| About this task |
Compute how many lines below contain the word "Settings" and respond with that number only.

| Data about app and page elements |
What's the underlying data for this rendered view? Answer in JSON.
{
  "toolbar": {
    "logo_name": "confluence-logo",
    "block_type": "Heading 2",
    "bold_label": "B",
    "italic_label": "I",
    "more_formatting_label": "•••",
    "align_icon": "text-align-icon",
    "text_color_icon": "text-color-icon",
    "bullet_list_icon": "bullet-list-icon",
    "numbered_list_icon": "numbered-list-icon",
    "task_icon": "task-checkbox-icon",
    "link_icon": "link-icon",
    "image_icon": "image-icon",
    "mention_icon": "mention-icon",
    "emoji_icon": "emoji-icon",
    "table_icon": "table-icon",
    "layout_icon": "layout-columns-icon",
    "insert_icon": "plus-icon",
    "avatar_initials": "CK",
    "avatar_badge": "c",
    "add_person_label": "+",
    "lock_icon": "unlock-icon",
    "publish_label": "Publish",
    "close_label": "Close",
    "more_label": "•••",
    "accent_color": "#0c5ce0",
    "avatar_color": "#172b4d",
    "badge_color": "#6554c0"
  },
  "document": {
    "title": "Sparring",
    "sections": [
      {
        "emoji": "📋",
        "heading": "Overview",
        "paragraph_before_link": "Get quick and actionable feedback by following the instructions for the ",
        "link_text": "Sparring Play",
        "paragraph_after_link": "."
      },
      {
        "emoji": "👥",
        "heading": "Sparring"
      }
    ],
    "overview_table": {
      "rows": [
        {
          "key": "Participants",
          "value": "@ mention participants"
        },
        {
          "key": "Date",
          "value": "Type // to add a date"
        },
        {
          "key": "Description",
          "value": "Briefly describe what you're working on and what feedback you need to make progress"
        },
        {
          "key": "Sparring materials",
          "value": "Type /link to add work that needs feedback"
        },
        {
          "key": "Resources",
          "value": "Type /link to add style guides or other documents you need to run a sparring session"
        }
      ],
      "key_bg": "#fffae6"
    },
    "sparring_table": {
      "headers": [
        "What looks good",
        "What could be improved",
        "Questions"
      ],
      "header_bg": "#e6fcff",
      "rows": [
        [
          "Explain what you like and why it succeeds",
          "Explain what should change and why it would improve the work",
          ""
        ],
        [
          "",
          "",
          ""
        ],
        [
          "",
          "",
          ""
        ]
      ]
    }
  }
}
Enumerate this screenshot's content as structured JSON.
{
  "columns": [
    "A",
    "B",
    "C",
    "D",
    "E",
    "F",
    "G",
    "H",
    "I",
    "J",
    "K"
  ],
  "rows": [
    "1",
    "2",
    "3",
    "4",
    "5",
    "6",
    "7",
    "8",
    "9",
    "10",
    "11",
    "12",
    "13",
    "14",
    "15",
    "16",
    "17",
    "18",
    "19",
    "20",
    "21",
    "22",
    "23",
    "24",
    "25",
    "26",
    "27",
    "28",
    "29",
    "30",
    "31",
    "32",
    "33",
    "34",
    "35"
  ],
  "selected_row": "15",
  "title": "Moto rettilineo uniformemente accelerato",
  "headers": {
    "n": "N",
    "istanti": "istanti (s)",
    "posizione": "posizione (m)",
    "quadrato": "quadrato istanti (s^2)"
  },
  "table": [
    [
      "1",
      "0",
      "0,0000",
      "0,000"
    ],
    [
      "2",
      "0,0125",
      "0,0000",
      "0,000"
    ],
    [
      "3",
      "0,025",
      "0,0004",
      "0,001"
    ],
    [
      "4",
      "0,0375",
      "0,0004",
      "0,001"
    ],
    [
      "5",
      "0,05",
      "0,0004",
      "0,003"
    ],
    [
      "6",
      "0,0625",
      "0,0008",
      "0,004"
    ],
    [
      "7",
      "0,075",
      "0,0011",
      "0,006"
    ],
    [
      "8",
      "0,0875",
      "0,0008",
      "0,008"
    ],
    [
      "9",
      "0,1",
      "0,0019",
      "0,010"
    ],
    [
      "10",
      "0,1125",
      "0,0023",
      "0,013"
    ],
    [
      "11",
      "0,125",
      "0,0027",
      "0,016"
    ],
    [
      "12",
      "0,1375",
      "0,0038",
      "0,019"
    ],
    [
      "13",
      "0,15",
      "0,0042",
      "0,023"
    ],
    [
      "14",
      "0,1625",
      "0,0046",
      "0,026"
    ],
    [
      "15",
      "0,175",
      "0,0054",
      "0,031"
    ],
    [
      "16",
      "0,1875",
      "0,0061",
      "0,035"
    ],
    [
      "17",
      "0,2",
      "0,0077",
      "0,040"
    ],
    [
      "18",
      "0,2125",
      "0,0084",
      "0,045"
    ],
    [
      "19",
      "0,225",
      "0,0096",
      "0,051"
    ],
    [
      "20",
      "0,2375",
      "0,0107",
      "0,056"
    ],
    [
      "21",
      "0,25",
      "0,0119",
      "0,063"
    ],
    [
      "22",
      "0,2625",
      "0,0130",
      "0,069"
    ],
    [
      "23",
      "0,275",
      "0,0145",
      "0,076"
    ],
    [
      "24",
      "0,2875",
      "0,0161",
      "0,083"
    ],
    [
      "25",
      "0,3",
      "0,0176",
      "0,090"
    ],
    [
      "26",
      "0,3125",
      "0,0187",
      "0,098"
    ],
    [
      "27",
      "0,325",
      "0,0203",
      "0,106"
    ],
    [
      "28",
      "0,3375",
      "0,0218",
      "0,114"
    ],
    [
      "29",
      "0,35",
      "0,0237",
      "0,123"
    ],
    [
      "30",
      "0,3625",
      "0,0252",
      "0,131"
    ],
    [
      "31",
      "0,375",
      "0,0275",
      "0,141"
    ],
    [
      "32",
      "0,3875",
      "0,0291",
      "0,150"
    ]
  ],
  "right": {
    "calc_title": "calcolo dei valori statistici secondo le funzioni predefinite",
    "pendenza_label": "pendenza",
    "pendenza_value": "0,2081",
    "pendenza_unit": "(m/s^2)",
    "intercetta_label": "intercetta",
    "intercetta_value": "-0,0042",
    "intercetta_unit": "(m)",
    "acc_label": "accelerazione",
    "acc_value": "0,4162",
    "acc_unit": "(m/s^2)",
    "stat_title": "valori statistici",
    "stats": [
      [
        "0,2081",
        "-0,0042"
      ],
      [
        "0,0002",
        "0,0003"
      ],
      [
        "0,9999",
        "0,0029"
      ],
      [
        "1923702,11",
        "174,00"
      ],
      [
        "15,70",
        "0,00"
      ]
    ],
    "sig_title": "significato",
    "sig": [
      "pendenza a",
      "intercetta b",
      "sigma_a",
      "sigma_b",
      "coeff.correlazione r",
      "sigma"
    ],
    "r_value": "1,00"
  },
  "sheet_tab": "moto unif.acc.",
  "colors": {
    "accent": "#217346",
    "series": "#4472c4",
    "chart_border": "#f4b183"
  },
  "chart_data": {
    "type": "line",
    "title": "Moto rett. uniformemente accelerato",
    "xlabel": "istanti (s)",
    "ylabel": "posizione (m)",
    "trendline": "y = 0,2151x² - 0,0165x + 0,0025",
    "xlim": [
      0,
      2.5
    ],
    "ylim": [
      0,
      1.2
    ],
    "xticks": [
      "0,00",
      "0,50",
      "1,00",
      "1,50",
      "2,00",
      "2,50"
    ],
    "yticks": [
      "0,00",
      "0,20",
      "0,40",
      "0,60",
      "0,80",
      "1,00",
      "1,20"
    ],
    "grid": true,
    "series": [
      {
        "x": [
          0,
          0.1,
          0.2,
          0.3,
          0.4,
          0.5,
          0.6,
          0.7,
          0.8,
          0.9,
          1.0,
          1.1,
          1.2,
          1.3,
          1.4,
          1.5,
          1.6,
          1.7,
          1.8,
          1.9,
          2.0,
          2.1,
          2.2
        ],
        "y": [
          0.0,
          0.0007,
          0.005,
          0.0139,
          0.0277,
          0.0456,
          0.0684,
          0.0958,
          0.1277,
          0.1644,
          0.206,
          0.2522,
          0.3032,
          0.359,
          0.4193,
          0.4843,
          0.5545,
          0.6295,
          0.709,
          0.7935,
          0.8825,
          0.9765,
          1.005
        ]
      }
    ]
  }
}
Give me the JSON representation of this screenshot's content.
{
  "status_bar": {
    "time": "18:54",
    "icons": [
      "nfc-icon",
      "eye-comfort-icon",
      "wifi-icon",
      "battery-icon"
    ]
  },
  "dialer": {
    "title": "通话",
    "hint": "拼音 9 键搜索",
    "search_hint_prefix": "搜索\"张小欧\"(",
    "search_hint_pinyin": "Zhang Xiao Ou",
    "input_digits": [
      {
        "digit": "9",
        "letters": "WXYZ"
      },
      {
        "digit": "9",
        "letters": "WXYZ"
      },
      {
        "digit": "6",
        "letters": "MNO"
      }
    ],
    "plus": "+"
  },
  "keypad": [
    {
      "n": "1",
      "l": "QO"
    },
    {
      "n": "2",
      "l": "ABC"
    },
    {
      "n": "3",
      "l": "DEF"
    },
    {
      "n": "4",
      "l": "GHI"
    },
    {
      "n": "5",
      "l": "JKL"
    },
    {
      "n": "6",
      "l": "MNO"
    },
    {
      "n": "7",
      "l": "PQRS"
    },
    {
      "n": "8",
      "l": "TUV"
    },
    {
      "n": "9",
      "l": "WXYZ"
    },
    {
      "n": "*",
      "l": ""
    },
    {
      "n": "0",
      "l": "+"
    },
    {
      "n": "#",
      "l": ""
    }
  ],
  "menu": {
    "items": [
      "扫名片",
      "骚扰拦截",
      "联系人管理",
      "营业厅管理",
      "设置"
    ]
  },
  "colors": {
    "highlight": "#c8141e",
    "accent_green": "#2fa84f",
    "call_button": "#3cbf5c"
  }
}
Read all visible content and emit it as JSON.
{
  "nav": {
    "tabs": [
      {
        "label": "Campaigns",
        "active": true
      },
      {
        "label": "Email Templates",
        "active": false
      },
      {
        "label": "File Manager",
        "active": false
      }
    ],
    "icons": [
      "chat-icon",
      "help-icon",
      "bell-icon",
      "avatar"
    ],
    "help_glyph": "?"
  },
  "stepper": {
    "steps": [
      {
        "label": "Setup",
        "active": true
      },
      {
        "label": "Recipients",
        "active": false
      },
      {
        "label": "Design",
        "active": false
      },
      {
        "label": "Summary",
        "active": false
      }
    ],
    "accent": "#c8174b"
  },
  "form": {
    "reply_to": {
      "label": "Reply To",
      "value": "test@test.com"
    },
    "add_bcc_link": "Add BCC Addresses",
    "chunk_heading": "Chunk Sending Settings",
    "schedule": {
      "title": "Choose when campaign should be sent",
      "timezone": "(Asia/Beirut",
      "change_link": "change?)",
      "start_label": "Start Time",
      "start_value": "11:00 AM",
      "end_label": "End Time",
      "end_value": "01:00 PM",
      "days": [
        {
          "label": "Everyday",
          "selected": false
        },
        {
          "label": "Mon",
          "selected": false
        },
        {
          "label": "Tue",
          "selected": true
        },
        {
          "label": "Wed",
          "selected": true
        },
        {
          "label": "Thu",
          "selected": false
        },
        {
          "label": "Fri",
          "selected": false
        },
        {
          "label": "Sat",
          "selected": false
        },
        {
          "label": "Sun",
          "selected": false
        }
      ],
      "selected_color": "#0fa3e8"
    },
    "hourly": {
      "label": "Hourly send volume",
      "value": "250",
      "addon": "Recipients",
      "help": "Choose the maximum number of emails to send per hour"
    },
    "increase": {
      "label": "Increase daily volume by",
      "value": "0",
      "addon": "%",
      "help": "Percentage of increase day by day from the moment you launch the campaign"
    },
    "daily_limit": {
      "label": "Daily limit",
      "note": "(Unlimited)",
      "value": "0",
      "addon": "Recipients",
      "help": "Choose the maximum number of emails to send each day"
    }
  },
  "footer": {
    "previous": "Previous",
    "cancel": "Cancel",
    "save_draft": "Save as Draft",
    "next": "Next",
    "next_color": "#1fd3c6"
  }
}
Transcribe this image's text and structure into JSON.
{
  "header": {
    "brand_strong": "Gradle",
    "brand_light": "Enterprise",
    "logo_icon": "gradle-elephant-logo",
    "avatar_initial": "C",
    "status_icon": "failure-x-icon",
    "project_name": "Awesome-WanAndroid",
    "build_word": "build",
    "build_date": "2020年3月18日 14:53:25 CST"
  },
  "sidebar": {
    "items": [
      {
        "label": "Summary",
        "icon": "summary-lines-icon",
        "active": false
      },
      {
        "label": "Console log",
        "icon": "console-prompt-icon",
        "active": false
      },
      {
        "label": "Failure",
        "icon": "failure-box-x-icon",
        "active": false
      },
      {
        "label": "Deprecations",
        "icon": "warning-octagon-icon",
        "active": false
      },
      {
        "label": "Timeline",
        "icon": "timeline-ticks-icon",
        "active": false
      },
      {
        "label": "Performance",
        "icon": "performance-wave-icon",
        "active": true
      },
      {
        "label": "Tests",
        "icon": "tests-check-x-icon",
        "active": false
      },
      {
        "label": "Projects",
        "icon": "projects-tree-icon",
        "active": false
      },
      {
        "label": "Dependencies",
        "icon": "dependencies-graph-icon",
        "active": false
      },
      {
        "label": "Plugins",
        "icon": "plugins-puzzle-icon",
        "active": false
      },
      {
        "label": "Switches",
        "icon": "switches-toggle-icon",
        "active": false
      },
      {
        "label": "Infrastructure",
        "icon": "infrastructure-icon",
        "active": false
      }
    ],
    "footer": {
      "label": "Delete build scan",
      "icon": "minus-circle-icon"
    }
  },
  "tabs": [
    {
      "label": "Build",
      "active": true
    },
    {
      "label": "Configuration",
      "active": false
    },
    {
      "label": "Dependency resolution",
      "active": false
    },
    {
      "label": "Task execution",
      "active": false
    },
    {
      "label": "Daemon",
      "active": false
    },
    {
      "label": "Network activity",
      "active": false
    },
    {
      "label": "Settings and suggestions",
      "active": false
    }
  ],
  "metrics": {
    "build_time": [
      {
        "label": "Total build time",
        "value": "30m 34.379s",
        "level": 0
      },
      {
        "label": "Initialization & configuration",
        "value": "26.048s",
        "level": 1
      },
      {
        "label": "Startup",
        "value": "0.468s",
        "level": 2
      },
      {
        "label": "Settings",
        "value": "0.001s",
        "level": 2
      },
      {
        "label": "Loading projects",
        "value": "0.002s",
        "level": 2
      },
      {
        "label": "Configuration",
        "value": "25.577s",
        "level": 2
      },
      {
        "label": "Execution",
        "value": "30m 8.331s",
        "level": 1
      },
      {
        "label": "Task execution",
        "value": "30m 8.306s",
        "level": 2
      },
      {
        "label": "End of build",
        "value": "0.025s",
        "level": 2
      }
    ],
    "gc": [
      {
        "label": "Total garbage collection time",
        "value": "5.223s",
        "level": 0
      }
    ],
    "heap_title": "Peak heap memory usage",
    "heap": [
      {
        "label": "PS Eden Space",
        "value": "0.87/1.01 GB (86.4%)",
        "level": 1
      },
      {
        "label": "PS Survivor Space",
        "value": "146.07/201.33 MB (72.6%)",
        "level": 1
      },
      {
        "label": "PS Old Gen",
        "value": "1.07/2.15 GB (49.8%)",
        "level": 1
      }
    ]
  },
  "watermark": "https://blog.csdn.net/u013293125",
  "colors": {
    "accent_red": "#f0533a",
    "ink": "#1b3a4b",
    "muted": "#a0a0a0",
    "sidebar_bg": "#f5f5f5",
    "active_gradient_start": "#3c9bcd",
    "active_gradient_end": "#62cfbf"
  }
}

| Solution to this exercise |
3